Architecture The Dead Island
posted by November 14 at 13:41 PMon
This is Bannerman’s Island:
Bannerman’s Island [is] an old, half-flooded and fire-damaged derelict mansion built on a small island in the Hudson River…
…As American Heritage describes it, “this island fortress was once the private arsenal of the world’s largest arms dealer.” And that was Frank “Francis” Bannerman.
Bannerman, we learn, “bought up ninety per cent of all captured guns, ammunition, and other equipment auctioned off after the Spanish-American War. He also bought weapons directly from the Spanish government before it evacuated Cuba. These purchases vastly exceeded the firm’s capacity at its store in Manhattan and filled three huge Brooklyn warehouses with munitions, including thirty million cartridges.”
…Bannerman died a week after the end of World War I – and the island had sunk into a state of “monumental decay” by the 1960s.
It was then gutted by arsonists.
In the 18th century, there was an understanding that might seem strange to us in the 21st century. A new building was not only judged for its existing beauty or elegance but also for how it would decay. Factored into the life of a building was its death, its form of decay, its method or way of falling apart. A building that looked good could be considered bad because it would look bad when it became a ruin. The Greeks, according to this view of things, were great architects because they made great ruins.
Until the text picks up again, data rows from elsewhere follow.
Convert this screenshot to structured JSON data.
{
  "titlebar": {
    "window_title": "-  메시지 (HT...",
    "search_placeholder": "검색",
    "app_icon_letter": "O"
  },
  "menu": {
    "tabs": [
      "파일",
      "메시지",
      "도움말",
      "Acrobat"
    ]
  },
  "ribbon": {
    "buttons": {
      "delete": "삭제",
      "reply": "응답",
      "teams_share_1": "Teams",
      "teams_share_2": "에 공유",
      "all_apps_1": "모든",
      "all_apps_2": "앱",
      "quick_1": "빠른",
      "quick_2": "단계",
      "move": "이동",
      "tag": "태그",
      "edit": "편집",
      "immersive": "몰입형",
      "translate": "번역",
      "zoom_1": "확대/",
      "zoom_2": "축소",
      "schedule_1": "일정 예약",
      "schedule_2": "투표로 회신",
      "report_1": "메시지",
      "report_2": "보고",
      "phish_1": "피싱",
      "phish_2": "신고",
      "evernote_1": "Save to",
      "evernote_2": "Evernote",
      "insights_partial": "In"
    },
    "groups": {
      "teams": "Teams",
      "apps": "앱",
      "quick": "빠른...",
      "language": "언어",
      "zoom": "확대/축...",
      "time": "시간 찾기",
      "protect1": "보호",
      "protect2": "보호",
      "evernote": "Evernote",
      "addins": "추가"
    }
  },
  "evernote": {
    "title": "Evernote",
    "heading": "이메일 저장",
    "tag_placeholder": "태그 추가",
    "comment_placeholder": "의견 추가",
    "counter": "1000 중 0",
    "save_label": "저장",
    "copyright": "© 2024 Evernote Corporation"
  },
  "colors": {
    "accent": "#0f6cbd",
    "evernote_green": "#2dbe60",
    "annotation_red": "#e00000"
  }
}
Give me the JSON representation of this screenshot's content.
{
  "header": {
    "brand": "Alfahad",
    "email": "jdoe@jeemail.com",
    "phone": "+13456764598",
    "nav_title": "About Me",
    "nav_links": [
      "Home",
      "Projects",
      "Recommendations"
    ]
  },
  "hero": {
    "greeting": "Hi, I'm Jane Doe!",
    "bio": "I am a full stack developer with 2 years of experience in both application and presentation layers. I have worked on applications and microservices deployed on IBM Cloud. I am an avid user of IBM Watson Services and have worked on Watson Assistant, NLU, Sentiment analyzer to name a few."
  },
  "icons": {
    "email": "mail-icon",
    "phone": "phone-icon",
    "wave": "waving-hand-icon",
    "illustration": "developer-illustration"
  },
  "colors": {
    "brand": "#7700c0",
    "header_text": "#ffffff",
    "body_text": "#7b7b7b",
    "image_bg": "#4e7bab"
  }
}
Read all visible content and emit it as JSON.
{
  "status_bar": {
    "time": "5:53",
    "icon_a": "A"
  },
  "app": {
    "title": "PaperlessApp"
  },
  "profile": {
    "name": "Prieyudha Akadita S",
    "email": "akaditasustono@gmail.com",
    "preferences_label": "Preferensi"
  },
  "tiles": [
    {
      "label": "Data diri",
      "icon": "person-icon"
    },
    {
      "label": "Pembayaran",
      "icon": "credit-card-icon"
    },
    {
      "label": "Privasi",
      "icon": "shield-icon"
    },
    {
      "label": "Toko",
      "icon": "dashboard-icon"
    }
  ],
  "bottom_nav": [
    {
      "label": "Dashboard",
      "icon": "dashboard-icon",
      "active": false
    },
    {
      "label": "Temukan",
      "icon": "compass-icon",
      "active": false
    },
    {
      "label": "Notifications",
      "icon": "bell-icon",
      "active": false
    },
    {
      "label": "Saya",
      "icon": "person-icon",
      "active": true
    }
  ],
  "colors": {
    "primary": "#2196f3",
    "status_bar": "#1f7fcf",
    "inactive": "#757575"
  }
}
With the mansion and other structures on Bannerman’s Island, we come to another understanding: a building that is born bad might become great when it is dead. The ruins on the Island are simply beautiful.